Every line holding the string "text" should be copied from the listing.

__________________________________________________

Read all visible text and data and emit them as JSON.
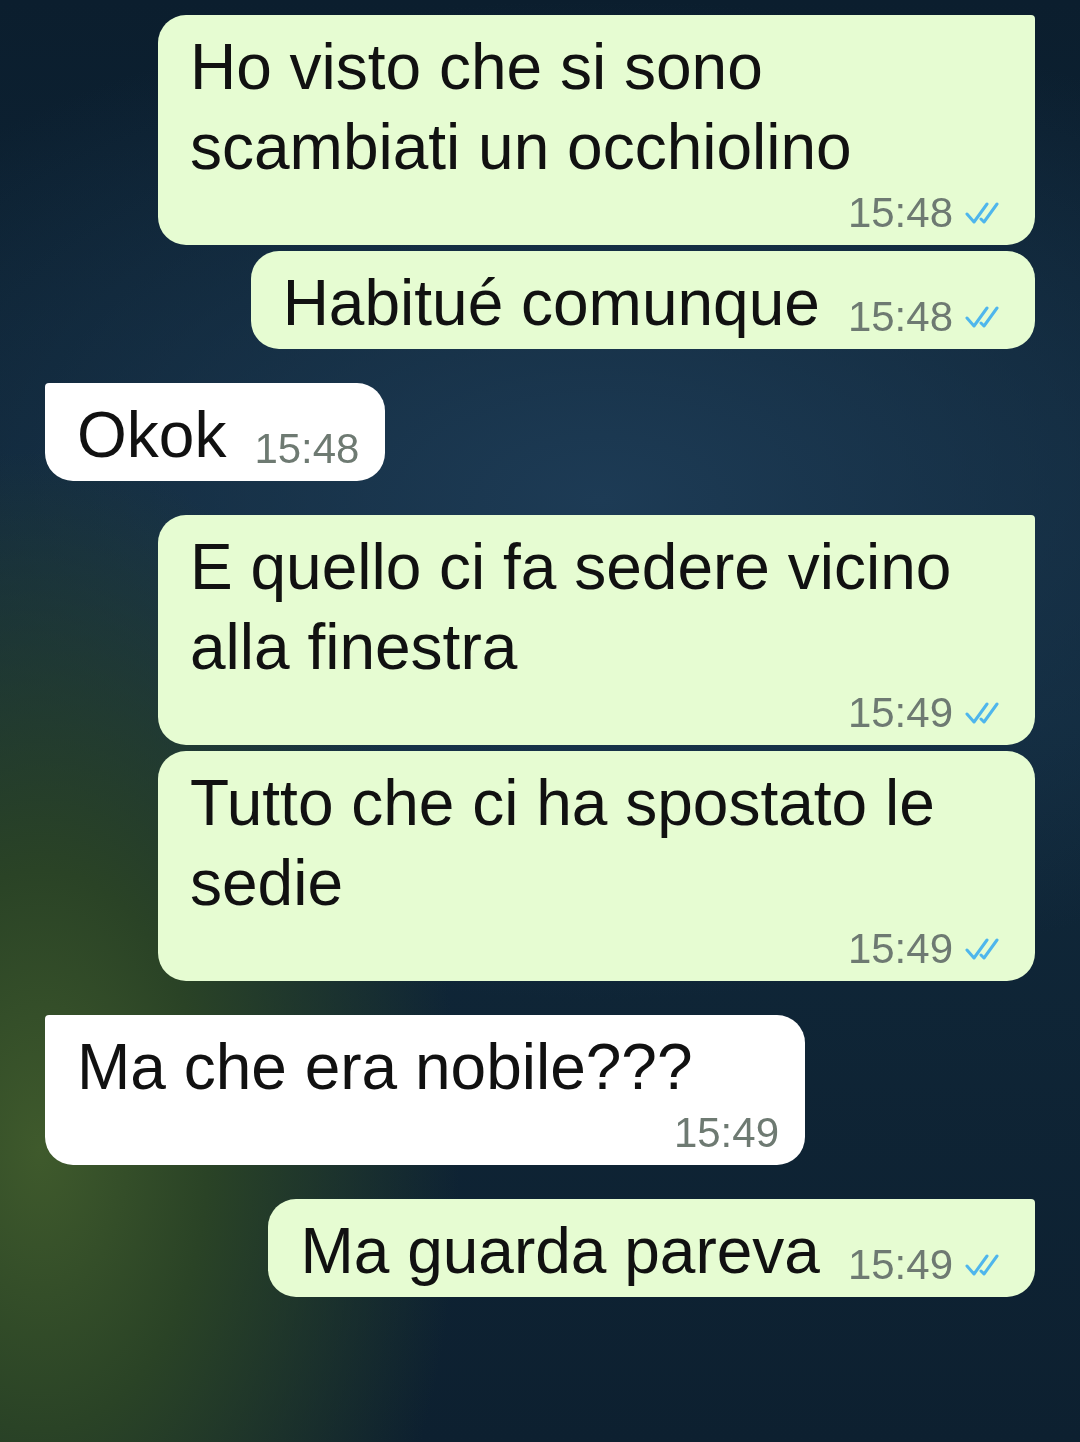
{
  "messages": [
    {
      "outgoing": true,
      "tail": true,
      "text": "Ho visto che si sono scambiati un occhiolino",
      "time": "15:48",
      "read": true
    },
    {
      "outgoing": true,
      "tail": false,
      "text": "Habitué comunque",
      "time": "15:48",
      "read": true
    },
    {
      "outgoing": false,
      "tail": true,
      "text": "Okok",
      "time": "15:48"
    },
    {
      "outgoing": true,
      "tail": true,
      "text": "E quello ci fa sedere vicino alla finestra",
      "time": "15:49",
      "read": true
    },
    {
      "outgoing": true,
      "tail": false,
      "text": "Tutto che ci ha spostato le sedie",
      "time": "15:49",
      "read": true
    },
    {
      "outgoing": false,
      "tail": true,
      "text": "Ma che era nobile???",
      "time": "15:49"
    },
    {
      "outgoing": true,
      "tail": true,
      "text": "Ma guarda pareva",
      "time": "15:49",
      "read": true
    }
  ]
}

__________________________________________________

Problem solution:
Read all visible text and data and emit them as JSON.
      "text": "Ho visto che si sono scambiati un occhiolino",
      "text": "Habitué comunque",
      "text": "Okok",
      "text": "E quello ci fa sedere vicino alla finestra",
      "text": "Tutto che ci ha spostato le sedie",
      "text": "Ma che era nobile???",
      "text": "Ma guarda pareva",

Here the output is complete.